### Task description
Please count every line of the following material that holds "text" and give the total alone.

### Dataset excerpts
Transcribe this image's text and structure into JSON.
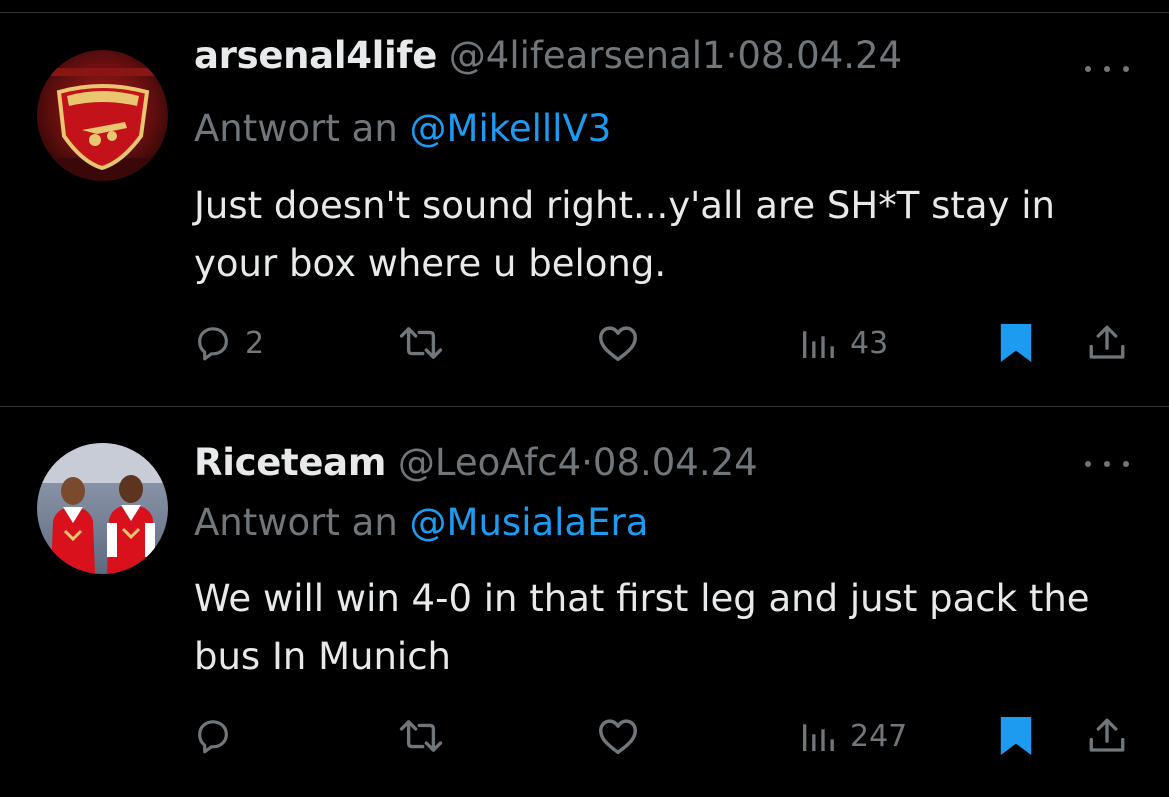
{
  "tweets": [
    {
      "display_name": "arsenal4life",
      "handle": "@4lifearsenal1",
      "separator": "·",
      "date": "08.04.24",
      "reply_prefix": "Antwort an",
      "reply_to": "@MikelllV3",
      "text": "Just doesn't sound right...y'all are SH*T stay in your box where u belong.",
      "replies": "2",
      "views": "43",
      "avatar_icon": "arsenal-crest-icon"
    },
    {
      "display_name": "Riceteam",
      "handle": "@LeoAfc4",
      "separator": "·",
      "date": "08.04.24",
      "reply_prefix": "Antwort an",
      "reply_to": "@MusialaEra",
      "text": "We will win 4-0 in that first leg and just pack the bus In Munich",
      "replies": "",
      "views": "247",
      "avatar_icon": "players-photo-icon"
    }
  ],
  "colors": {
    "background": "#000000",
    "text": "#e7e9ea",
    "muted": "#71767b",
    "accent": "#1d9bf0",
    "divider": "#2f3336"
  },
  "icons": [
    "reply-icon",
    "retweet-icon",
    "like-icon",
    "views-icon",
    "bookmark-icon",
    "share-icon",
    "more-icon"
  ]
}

### Result of this task
4